- Task objective -
Reproduce the whole listing below exactly.

- Input data -
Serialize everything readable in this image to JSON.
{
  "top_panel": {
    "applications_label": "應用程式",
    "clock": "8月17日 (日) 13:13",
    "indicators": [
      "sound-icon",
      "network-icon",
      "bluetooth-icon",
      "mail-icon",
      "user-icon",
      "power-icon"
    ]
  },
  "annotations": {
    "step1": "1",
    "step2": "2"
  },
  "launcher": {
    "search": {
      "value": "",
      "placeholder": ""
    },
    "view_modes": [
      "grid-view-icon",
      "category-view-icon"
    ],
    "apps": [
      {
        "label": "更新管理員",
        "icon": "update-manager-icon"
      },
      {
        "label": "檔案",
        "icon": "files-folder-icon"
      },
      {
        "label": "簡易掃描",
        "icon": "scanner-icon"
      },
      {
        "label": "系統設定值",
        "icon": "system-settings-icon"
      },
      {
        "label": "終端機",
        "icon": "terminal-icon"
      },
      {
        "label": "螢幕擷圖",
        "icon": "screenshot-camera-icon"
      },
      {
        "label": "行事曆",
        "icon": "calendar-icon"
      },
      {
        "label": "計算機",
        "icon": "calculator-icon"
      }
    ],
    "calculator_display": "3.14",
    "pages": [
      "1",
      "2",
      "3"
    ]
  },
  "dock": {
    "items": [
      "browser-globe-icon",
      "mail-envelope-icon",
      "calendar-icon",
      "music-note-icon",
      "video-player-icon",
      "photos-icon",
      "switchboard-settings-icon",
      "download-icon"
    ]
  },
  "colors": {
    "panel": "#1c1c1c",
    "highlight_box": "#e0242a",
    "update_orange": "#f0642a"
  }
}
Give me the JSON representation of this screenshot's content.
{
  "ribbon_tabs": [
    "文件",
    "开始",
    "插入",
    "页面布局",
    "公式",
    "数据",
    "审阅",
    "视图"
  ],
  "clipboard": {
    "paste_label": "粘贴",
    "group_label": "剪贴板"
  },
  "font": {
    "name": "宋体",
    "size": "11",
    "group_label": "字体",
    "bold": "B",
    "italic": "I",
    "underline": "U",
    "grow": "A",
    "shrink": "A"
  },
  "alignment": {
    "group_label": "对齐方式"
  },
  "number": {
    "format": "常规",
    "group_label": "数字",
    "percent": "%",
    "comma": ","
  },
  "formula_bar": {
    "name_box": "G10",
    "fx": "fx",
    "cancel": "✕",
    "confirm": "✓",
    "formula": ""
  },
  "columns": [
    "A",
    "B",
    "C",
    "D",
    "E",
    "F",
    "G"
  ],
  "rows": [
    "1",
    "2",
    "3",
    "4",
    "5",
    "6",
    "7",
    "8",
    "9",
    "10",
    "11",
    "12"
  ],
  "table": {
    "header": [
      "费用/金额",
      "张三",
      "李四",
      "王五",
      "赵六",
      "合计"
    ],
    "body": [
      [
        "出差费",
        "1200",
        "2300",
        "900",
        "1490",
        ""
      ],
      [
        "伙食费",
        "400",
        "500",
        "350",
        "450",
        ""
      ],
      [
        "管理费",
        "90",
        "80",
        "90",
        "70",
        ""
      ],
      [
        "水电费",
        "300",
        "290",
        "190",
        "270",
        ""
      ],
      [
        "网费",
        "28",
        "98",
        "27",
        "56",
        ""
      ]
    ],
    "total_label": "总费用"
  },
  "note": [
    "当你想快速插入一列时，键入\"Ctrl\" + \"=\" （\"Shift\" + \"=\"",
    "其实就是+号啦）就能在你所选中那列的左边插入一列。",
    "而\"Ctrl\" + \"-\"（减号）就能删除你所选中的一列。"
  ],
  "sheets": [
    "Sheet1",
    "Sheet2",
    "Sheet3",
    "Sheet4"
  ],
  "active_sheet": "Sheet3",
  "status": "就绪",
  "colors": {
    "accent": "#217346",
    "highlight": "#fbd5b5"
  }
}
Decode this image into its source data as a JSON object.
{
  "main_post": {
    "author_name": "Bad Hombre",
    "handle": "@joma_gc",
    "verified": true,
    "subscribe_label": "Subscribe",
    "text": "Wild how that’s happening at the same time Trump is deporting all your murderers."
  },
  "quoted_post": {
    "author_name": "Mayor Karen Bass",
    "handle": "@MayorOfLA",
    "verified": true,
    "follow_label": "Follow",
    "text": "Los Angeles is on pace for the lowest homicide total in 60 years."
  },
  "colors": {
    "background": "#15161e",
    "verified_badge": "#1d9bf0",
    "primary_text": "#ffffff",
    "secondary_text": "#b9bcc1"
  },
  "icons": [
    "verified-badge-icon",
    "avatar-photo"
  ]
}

- Written answer -
Serialize everything readable in this image to JSON.
{
  "top_panel": {
    "applications_label": "應用程式",
    "clock": "8月17日 (日) 13:13",
    "indicators": [
      "sound-icon",
      "network-icon",
      "bluetooth-icon",
      "mail-icon",
      "user-icon",
      "power-icon"
    ]
  },
  "annotations": {
    "step1": "1",
    "step2": "2"
  },
  "launcher": {
    "search": {
      "value": "",
      "placeholder": ""
    },
    "view_modes": [
      "grid-view-icon",
      "category-view-icon"
    ],
    "apps": [
      {
        "label": "更新管理員",
        "icon": "update-manager-icon"
      },
      {
        "label": "檔案",
        "icon": "files-folder-icon"
      },
      {
        "label": "簡易掃描",
        "icon": "scanner-icon"
      },
      {
        "label": "系統設定值",
        "icon": "system-settings-icon"
      },
      {
        "label": "終端機",
        "icon": "terminal-icon"
      },
      {
        "label": "螢幕擷圖",
        "icon": "screenshot-camera-icon"
      },
      {
        "label": "行事曆",
        "icon": "calendar-icon"
      },
      {
        "label": "計算機",
        "icon": "calculator-icon"
      }
    ],
    "calculator_display": "3.14",
    "pages": [
      "1",
      "2",
      "3"
    ]
  },
  "dock": {
    "items": [
      "browser-globe-icon",
      "mail-envelope-icon",
      "calendar-icon",
      "music-note-icon",
      "video-player-icon",
      "photos-icon",
      "switchboard-settings-icon",
      "download-icon"
    ]
  },
  "colors": {
    "panel": "#1c1c1c",
    "highlight_box": "#e0242a",
    "update_orange": "#f0642a"
  }
}
Give me the JSON representation of this screenshot's content.
{
  "ribbon_tabs": [
    "文件",
    "开始",
    "插入",
    "页面布局",
    "公式",
    "数据",
    "审阅",
    "视图"
  ],
  "clipboard": {
    "paste_label": "粘贴",
    "group_label": "剪贴板"
  },
  "font": {
    "name": "宋体",
    "size": "11",
    "group_label": "字体",
    "bold": "B",
    "italic": "I",
    "underline": "U",
    "grow": "A",
    "shrink": "A"
  },
  "alignment": {
    "group_label": "对齐方式"
  },
  "number": {
    "format": "常规",
    "group_label": "数字",
    "percent": "%",
    "comma": ","
  },
  "formula_bar": {
    "name_box": "G10",
    "fx": "fx",
    "cancel": "✕",
    "confirm": "✓",
    "formula": ""
  },
  "columns": [
    "A",
    "B",
    "C",
    "D",
    "E",
    "F",
    "G"
  ],
  "rows": [
    "1",
    "2",
    "3",
    "4",
    "5",
    "6",
    "7",
    "8",
    "9",
    "10",
    "11",
    "12"
  ],
  "table": {
    "header": [
      "费用/金额",
      "张三",
      "李四",
      "王五",
      "赵六",
      "合计"
    ],
    "body": [
      [
        "出差费",
        "1200",
        "2300",
        "900",
        "1490",
        ""
      ],
      [
        "伙食费",
        "400",
        "500",
        "350",
        "450",
        ""
      ],
      [
        "管理费",
        "90",
        "80",
        "90",
        "70",
        ""
      ],
      [
        "水电费",
        "300",
        "290",
        "190",
        "270",
        ""
      ],
      [
        "网费",
        "28",
        "98",
        "27",
        "56",
        ""
      ]
    ],
    "total_label": "总费用"
  },
  "note": [
    "当你想快速插入一列时，键入\"Ctrl\" + \"=\" （\"Shift\" + \"=\"",
    "其实就是+号啦）就能在你所选中那列的左边插入一列。",
    "而\"Ctrl\" + \"-\"（减号）就能删除你所选中的一列。"
  ],
  "sheets": [
    "Sheet1",
    "Sheet2",
    "Sheet3",
    "Sheet4"
  ],
  "active_sheet": "Sheet3",
  "status": "就绪",
  "colors": {
    "accent": "#217346",
    "highlight": "#fbd5b5"
  }
}
Decode this image into its source data as a JSON object.
{
  "main_post": {
    "author_name": "Bad Hombre",
    "handle": "@joma_gc",
    "verified": true,
    "subscribe_label": "Subscribe",
    "text": "Wild how that’s happening at the same time Trump is deporting all your murderers."
  },
  "quoted_post": {
    "author_name": "Mayor Karen Bass",
    "handle": "@MayorOfLA",
    "verified": true,
    "follow_label": "Follow",
    "text": "Los Angeles is on pace for the lowest homicide total in 60 years."
  },
  "colors": {
    "background": "#15161e",
    "verified_badge": "#1d9bf0",
    "primary_text": "#ffffff",
    "secondary_text": "#b9bcc1"
  },
  "icons": [
    "verified-badge-icon",
    "avatar-photo"
  ]
}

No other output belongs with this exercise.